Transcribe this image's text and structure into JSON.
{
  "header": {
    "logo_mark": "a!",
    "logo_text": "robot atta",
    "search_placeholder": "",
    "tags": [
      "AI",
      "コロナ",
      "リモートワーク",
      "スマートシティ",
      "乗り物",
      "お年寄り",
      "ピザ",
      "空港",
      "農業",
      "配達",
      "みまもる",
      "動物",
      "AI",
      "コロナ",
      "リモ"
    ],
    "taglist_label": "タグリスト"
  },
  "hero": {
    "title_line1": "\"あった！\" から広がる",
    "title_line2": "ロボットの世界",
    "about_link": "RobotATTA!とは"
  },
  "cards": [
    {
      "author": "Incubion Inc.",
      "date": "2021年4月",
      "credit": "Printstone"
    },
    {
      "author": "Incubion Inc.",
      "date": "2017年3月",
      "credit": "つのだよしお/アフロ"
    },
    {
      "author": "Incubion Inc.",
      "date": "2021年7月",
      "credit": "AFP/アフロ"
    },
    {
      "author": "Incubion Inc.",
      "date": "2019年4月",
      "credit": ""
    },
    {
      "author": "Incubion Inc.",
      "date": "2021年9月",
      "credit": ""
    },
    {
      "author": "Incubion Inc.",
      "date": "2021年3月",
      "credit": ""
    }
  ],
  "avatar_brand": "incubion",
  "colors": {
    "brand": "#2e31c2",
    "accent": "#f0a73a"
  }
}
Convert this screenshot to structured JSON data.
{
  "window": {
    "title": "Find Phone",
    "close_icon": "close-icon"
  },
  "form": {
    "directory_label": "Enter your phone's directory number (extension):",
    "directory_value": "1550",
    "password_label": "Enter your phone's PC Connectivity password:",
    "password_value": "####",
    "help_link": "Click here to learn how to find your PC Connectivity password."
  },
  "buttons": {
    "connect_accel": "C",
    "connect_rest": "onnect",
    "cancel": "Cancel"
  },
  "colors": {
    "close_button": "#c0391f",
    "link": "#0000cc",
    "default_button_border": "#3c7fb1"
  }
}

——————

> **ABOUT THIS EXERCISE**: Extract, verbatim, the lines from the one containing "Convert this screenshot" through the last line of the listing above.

> **TASK RESULT**:
Convert this screenshot to structured JSON data.
{
  "window": {
    "title": "Find Phone",
    "close_icon": "close-icon"
  },
  "form": {
    "directory_label": "Enter your phone's directory number (extension):",
    "directory_value": "1550",
    "password_label": "Enter your phone's PC Connectivity password:",
    "password_value": "####",
    "help_link": "Click here to learn how to find your PC Connectivity password."
  },
  "buttons": {
    "connect_accel": "C",
    "connect_rest": "onnect",
    "cancel": "Cancel"
  },
  "colors": {
    "close_button": "#c0391f",
    "link": "#0000cc",
    "default_button_border": "#3c7fb1"
  }
}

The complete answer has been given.